And my husband had his own baggage he lugged around. As you can imagine, our closets were jam packed! And his driving trait? Fear. Same as mine, only instead of running from his past, he was dodging his future. As long as he worked enough hours, got that next promotion, and came up with enough innovative ideas, he was great.

Everything was just peachy.

And most onlookers probably would have agreed with our superficial assessment. But God wasn’t fooled. As the Bible says, man looks on the outside but God looks at the heart, (1 Samuel 16:7) and no matter how hard we tried, we couldn’t hide the dark shadows, the thick cobwebs, and gigantic tears. So what did He do? Like a loving, gentle Father, He began to clear those things away, broom sweep by broom sweep.

If He would have asked me how I’d best like to deal with everything, I probably would have asked for a band-aid. Maybe I’d tidy things up a bit, stack all my luggage in one corner, splashed an extra coat of paint on the walls to go with the smile painted on my lips, and call it good. But God wanted more. God wanted me to be free.

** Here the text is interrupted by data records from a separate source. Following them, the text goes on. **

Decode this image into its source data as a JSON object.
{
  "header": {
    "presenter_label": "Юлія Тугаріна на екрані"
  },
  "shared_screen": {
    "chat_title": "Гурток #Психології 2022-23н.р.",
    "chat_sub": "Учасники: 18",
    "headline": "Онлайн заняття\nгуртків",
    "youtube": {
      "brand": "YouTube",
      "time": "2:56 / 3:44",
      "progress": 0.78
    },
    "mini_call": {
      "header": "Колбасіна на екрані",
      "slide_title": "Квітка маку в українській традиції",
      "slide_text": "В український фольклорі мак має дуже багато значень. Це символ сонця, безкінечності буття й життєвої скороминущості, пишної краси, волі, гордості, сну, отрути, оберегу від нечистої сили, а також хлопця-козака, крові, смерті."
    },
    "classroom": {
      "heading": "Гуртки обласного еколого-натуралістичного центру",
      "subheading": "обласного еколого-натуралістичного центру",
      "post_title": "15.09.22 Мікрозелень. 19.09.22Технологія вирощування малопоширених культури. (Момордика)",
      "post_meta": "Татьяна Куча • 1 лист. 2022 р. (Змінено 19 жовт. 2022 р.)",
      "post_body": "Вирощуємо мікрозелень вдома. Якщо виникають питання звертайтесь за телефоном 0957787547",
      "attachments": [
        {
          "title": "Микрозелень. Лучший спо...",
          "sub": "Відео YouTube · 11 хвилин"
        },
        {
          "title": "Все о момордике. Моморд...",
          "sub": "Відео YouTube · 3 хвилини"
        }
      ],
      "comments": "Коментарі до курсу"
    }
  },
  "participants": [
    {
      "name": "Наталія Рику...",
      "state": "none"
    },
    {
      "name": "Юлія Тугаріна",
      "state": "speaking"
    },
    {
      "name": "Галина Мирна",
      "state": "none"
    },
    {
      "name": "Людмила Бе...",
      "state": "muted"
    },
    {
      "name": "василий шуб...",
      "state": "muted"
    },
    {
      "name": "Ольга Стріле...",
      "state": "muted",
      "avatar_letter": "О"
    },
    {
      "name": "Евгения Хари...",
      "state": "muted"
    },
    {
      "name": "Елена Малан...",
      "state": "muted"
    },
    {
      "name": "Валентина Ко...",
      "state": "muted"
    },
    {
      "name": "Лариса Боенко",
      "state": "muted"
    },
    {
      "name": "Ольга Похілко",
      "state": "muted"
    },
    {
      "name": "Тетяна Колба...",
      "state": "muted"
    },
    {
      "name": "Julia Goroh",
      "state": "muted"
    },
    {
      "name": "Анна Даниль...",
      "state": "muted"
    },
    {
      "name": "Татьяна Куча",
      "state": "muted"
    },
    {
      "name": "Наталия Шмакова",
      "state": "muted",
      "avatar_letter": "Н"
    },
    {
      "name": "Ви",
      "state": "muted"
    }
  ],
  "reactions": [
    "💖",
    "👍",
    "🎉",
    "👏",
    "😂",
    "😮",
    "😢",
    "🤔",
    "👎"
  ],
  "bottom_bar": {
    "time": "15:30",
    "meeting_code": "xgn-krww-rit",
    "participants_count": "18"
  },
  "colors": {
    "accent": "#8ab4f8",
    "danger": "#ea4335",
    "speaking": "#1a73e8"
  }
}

The Bible tells us that Jesus came that we may have life and have it to the full. (John 10:10) I’m not sure if we really understand what that means, but I do know this: A full life is not one clouded with past hurts. A full life is not controlled by fear. A full life is not tainted with bitterness or anger. A full life–a spirit-filled life, a grace-changed life, is a life of freedom, of peace, and joy. That, my friends, is the life Jesus came to offer us.

But sometimes the getting there is hard. I think if we were honest with ourselves, we have this vision of God sitting up in heaven magically twinkling his nose, instantly zapping our heart to wellness. Now, I’m not saying that instantaneous emotional healing doesn’t occur. I’m just saying I’ve never experienced it. My healing has always been the sweat and tears kind–the result of God bringing me to a place where I would experience anew my greatest fears and deepest pains, but with a twist. A twist of grace. Like He did with our four moves. When all else was taken away, and God showed up and held our family together–actually made us stronger, I realized that I no longer had to. And when my husband’s worst fear, unemployment, occurred, and God stepped up and provided for his family, he realized that he no longer had to. Now please don’t get me wrong. I’m not saying that a husband should not provide and I am certainly not saying that a woman should not maintain her home. What I am saying is that the responsibility ultimately lands on God. We are called to obey. He has promised to take care of the rest. And sometimes it takes Him stripping everything away, bringing us to the place we fear the most, so that we can see His hand.